There are several problems with driven singularities. First, it takes way to much time to find something if you happen to be a driven singularity. Second, if that driven person doesn't happen to be within earshot when you ask a question, you just won't get an answer. Third, that person might not know what they are talking about. People often over claim their expertise. And finally, this approach only works in a very, very, very small percentage of the cases where people are looking for information.

WoW brags over 11 million users and that is, indeed, an accomplishment. However, with decent documentation, that number might be ten times, a hundred times, or maybe even a thousand times the current level.

Wednesday, August 11, 2010

What's So Annoying? Managing Inventory

There are many good things about the way inventory is handled in WoW. So, out of fairness, I should point a few of them out. As you advance, you get increasingly larger bags in which to store your inventory. These bags are increasingly more expensive allowing you to make rational trade off decisions about the cost of a bag versus the convenience it affords. Tailors can make bags and sell them at the Auction House providing a source of revenue for that profession. Guilds can buy Guild Vaults provide more storage and incentive to join the guild. Individuals can buy bank slots to hold bags that are not carried around, thus providing more storage and another rational trade-off decision.

This is all good design and well thought out. So, what is my beef? I have two gripes with the inventory management. The first, is junk inventory and the second is recipes that requre materials you didn't think you would ever need again.

Junk inventory is loot that you pick up from any of the variety of means there are for collecting things.
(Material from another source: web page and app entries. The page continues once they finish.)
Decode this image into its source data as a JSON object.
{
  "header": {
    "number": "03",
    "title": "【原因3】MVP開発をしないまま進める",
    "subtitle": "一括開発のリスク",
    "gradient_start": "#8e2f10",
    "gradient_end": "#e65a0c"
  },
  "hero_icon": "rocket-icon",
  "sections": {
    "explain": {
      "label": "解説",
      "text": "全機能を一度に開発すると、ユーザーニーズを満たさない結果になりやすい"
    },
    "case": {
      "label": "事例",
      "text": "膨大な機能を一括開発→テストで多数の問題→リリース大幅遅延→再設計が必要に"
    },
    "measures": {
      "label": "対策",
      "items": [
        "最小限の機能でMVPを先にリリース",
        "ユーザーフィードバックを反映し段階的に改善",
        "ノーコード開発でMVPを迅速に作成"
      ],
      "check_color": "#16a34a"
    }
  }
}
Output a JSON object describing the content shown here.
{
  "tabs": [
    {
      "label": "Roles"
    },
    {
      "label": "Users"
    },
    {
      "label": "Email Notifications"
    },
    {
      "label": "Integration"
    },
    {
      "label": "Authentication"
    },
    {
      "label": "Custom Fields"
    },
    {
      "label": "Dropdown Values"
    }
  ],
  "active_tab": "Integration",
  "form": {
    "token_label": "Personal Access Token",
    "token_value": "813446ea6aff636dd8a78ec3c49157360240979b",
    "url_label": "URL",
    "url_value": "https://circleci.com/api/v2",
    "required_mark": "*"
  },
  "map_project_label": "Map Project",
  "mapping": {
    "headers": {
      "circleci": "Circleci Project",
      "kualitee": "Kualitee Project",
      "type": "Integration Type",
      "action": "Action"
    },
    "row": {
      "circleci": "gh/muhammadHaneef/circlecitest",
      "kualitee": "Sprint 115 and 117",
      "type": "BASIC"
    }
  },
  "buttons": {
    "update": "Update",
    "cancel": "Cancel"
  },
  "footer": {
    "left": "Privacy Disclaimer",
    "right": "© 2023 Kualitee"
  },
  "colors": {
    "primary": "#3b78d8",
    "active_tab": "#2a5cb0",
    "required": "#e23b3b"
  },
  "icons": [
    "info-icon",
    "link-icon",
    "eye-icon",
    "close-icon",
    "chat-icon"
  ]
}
You may loot a corpse, get something as a reward for a quest, or acquire items through one of the professions such as herbalism. Actually, mining and skinning aren't too bad for junk but herbalism is. What happens is that you pick up something and have no idea if it is good for anything. So, you put it in your inventory where it takes up space. Later you find that it is either used in a worthless recipe or is not used at all. To their credit, Blizzard added sell prices to loot items so you can make rational decisions about what to keep if your bags are getting filled. But, there are a whole host of items, especially in herbalism, where you can fill up your inventory with worthless junk and not know it is worthless. Every decision should be a rational trade off decision. And putting junk items in the collectibles is just arbitrary and poor design. Some might argue that it adds an element off randomness. I would argue that this is just the defensive claim of a mediocre designer.

As you progress in your profession, you go through different levels of materials. Say, you are a miner and blacksmith. You begin with copper, then to tin, then to iron and so forth. Now, once you are at the iron level you are inclined to get rid of your copper and tin to make room for the items that are appropriate for your level. Then, when you are past iron, say at mithril, you encounter a recipe that requires copper. And you get irritated for having sold all your copper. This is just arbitrary and annoying. Since inventory is limited, you can't keep everything. And you cannot make rational trade off decisions about what to keep if you are going to encounter arbitrary requests for materials you have gotten rid of. Again, one might argue that this introduces an element of randomness. However, I would counter again with my remark about mediocre design.

The problem here is that the whole conceptual design of professions and inventory management are quite well done. But, these little annoying oddities become the focus over time. You forget how cleverly done it all is, while festering over the fact that you threw something away that you needed. Not only do these decisions not add to the game experience, they seriously detract from it.